The Victorian Women’s Football League is proud to announce our support for the St Vincent’s Institute of Medical Research.

St Vincent’s Institute (SVI) is one of Australia’s leading medical research institutes. Since it’s founding in 1958, the Institute has been at the forefront of medical research advances, both in Australia and internationally.

So why has the VWFL decided to support SVI?

Longtime supporter of the VWFL and SVI board memberSusan Alberti feels as strongly about the importance of the SVI’s research as she does about women’s footy. Susan is a fabulous supporter of the VWFL and we are thrilled in turn to be supporting SVI in 2013.

The VWFL will host our annual ‘Women in Football’ lunch on Saturday 6 July where we will promote and fundraise for SVI.

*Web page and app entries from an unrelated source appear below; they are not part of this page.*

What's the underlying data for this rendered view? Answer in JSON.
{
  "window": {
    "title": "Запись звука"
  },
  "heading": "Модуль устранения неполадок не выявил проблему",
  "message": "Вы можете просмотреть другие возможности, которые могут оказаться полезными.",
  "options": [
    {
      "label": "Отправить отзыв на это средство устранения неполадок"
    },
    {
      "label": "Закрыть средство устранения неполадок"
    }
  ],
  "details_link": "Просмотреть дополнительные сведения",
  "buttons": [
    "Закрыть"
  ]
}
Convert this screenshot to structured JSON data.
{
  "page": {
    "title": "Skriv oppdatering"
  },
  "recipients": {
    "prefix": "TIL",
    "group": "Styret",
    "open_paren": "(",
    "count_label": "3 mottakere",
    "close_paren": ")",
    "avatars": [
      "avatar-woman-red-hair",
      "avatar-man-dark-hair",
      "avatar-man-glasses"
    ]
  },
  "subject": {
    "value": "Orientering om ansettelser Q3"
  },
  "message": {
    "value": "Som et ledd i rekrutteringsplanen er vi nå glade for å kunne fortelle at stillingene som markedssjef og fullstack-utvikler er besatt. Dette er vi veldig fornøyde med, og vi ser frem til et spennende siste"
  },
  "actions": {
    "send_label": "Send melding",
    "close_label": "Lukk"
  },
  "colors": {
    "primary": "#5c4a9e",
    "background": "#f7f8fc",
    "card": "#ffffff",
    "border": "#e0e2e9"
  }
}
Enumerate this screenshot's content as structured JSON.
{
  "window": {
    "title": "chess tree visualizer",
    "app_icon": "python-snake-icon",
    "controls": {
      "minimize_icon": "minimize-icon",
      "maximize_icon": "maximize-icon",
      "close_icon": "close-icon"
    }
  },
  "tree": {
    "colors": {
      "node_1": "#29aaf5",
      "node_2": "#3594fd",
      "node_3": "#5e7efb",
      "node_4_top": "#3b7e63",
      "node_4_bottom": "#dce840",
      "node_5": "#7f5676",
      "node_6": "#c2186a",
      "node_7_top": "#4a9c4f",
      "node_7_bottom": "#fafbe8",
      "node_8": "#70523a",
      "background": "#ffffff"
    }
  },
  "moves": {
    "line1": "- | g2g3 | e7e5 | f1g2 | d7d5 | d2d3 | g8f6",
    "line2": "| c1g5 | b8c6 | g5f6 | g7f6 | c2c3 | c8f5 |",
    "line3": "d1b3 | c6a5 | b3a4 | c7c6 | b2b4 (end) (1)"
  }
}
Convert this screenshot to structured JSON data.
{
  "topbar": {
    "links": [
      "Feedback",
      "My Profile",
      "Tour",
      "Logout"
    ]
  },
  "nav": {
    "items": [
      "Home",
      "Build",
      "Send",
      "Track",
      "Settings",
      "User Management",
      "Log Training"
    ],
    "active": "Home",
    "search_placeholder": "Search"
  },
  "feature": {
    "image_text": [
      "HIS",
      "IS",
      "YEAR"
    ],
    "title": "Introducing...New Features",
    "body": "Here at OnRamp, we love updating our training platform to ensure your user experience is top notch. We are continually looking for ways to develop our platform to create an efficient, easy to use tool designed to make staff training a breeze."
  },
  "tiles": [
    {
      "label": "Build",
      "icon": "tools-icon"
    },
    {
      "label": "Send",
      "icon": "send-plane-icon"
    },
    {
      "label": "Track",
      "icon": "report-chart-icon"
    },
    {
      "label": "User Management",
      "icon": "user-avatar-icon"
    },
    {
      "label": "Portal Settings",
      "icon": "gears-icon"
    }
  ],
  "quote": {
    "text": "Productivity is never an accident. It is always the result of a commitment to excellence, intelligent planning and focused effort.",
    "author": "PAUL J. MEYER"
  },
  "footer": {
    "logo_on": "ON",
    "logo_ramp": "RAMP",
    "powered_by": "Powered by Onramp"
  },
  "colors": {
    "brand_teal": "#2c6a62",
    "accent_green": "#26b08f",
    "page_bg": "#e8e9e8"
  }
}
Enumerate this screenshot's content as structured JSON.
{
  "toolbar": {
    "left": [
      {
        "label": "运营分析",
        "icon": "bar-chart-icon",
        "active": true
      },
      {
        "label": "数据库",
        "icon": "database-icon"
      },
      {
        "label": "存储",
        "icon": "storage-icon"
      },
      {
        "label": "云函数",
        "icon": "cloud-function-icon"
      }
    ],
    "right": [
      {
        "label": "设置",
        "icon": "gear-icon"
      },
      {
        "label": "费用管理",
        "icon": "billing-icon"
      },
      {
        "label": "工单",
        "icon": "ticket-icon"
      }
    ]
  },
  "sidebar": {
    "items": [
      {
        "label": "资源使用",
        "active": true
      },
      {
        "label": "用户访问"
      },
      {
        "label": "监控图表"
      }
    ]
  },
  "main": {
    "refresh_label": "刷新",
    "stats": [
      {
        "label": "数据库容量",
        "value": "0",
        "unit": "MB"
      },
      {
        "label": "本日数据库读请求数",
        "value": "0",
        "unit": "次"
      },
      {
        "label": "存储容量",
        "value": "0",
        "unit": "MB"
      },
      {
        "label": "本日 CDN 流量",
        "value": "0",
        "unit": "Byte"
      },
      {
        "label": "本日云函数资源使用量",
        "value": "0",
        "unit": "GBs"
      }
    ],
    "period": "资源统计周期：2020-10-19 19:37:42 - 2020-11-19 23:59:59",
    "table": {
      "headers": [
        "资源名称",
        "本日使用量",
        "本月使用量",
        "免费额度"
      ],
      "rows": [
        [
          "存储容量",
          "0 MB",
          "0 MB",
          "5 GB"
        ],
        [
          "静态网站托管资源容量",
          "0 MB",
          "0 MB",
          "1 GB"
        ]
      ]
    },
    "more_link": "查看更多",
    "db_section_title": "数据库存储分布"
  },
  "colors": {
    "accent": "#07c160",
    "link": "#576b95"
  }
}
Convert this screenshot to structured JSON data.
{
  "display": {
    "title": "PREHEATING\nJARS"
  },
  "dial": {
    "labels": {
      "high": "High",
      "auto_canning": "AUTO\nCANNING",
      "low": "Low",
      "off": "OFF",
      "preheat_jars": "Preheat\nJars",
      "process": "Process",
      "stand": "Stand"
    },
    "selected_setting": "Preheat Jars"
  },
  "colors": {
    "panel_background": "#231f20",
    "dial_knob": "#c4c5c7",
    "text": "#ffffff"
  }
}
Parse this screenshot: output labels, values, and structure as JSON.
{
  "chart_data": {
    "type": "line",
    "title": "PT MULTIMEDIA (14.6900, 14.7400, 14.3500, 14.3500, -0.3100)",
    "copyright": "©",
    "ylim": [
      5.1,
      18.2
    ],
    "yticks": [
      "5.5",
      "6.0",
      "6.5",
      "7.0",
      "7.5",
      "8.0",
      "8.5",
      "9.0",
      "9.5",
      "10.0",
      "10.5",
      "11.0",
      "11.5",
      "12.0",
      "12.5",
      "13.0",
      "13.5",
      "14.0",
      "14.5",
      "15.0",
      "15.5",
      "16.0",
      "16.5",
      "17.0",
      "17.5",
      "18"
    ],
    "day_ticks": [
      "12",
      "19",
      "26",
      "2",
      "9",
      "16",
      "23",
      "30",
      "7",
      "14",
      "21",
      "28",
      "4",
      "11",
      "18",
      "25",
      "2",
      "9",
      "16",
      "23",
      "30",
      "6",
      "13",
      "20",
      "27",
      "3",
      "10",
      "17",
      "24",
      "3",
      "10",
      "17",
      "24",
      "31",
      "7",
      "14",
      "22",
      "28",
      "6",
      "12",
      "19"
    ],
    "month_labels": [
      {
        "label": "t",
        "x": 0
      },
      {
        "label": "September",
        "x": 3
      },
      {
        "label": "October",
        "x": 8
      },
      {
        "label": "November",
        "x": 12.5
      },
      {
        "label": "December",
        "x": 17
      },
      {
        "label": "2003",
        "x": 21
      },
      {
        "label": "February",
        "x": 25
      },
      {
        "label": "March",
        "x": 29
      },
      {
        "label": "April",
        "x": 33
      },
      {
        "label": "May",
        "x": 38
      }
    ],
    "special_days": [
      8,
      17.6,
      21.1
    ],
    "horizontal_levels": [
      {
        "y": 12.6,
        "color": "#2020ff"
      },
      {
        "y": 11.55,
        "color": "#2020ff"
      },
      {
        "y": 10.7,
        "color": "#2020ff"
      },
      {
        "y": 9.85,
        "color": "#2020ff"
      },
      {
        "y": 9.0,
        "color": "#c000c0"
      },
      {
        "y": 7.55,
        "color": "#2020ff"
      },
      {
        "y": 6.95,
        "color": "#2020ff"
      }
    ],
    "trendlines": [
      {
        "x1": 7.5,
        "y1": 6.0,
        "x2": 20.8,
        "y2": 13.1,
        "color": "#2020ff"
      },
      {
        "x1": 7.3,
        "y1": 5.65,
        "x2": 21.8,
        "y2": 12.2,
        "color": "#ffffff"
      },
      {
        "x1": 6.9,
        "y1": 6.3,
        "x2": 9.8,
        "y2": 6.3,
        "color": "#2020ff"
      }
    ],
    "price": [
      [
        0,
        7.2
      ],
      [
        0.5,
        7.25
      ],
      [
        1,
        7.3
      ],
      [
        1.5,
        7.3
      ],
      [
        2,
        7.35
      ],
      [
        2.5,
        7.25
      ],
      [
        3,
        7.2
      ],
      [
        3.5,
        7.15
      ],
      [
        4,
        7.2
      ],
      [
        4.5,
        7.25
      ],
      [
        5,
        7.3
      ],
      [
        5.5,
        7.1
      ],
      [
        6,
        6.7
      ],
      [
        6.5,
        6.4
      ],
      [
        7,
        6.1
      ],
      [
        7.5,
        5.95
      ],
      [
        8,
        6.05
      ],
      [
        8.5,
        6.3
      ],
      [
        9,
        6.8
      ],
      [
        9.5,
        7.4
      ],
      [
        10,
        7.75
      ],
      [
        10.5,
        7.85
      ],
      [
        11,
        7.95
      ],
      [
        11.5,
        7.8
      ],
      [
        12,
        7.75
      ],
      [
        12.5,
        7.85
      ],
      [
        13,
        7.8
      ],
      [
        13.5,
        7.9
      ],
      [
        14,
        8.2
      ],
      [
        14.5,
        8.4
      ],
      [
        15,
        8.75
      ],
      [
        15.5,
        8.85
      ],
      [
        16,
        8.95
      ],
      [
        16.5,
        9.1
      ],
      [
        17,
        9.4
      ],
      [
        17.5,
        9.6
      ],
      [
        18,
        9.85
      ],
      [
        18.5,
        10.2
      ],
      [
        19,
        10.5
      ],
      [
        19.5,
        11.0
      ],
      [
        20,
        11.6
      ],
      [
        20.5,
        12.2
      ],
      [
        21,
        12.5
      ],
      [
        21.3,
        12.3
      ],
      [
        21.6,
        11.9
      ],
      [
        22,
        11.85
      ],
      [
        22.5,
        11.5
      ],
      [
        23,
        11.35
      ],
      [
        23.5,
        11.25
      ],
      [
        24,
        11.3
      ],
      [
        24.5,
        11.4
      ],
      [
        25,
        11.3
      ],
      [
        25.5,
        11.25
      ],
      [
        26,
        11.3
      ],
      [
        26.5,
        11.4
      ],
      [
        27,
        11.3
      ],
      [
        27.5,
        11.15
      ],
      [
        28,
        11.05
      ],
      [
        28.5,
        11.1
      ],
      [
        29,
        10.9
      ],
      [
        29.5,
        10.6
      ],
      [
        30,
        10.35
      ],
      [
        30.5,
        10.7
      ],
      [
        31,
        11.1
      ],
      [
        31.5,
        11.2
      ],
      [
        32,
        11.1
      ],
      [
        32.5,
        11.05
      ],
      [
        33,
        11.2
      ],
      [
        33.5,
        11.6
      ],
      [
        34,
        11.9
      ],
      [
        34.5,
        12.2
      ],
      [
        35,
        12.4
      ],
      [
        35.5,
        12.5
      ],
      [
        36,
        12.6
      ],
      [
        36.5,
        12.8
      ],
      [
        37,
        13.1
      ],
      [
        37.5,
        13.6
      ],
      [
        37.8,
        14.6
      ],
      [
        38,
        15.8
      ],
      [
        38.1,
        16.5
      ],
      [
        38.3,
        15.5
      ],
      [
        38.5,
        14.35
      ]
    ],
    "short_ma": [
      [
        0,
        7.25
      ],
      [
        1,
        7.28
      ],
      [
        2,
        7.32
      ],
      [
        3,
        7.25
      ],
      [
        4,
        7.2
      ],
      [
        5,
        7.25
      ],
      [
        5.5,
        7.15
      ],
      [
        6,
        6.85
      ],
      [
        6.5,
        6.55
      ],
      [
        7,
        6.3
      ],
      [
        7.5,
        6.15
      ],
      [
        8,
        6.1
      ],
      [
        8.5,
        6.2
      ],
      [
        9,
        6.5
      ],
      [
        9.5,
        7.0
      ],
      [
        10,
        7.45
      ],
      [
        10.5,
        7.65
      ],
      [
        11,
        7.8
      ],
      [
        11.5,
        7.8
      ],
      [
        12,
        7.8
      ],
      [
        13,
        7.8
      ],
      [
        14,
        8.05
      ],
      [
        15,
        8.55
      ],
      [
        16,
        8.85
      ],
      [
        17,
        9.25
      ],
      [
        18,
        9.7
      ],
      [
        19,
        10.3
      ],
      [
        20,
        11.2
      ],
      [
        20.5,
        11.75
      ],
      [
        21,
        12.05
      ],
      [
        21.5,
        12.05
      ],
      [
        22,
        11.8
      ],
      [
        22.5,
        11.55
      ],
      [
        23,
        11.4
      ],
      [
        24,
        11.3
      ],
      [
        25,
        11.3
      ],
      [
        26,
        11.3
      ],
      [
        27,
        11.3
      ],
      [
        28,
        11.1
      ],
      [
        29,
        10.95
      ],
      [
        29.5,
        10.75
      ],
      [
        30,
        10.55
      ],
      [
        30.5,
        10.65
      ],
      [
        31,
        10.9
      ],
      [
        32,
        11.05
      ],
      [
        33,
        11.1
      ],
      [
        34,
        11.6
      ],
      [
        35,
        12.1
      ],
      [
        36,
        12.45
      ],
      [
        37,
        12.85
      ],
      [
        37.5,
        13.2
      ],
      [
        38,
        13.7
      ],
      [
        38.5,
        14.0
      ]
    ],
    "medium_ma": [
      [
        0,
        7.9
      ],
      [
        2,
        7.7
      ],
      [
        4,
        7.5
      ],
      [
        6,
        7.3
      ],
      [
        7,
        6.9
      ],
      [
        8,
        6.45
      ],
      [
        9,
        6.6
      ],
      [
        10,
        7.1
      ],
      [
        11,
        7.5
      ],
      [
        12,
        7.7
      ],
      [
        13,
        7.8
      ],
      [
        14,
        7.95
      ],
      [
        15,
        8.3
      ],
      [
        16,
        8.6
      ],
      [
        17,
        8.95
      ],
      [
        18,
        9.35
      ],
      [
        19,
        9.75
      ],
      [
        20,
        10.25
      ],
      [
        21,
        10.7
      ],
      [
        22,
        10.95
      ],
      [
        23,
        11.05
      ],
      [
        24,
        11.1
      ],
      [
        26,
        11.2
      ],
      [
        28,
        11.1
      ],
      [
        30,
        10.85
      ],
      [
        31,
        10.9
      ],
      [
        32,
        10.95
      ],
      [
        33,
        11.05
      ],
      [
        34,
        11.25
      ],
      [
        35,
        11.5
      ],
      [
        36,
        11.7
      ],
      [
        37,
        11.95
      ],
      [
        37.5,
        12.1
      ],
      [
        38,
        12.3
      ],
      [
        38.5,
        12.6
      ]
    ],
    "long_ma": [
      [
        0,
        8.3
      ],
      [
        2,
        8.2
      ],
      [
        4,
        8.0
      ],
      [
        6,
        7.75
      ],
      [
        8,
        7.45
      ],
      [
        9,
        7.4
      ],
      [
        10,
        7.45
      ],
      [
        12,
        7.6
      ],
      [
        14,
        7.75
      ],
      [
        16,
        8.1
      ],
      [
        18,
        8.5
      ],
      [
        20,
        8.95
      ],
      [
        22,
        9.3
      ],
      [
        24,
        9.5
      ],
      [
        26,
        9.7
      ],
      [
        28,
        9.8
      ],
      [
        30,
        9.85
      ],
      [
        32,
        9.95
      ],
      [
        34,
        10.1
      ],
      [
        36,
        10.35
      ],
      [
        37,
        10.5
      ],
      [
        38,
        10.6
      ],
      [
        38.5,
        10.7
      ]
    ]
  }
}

Scientists at SVI conduct medical research into the cause, prevention and treatment of common diseases that affect the health of Australians.

Diseases studied at SVI include:

• Type 1 diabetes

• Obesity and type 2 diabetes

• Heart disease

• Bone diseases such as arthritis and osteoporosis

• Cancer and the spread of cancer

• Infectious diseases such as Hepatitis and AIDS

• Alzheimer’s and other neurological disorders

Six Australians are diagnosed with type 1 diabetes every day, many of them children. SVI has the biggest group of type 1 diabetes researchers in Australia, who are working to find out why the disease occurs (which genes are involved), how it happens (how insulin-producing cells are killed) and finding ways of preventing or curing the disease.

Researchers at SVI helped develop the Australian Islet Transplantation Program, in which patients with difficult-to-control type 1 diabetes are transplanted with insulin- secreting islets from organ donors. Since 2007, seventeen patients have been transplanted and eight of these no longer need to inject insulin. While this Program is only suitable for certain people with type 1 diabetes, valuable offshoots from the Program are forwarding research into how the disease develops in the first place. For example, having received islets from a donor with type 1 diabetes, SVI researchers were able, in a world first, to isolate the cells that are responsible for the destruction of the islets. They are now using this unique resource to try and understand the disease process better and find new ways to prevent it.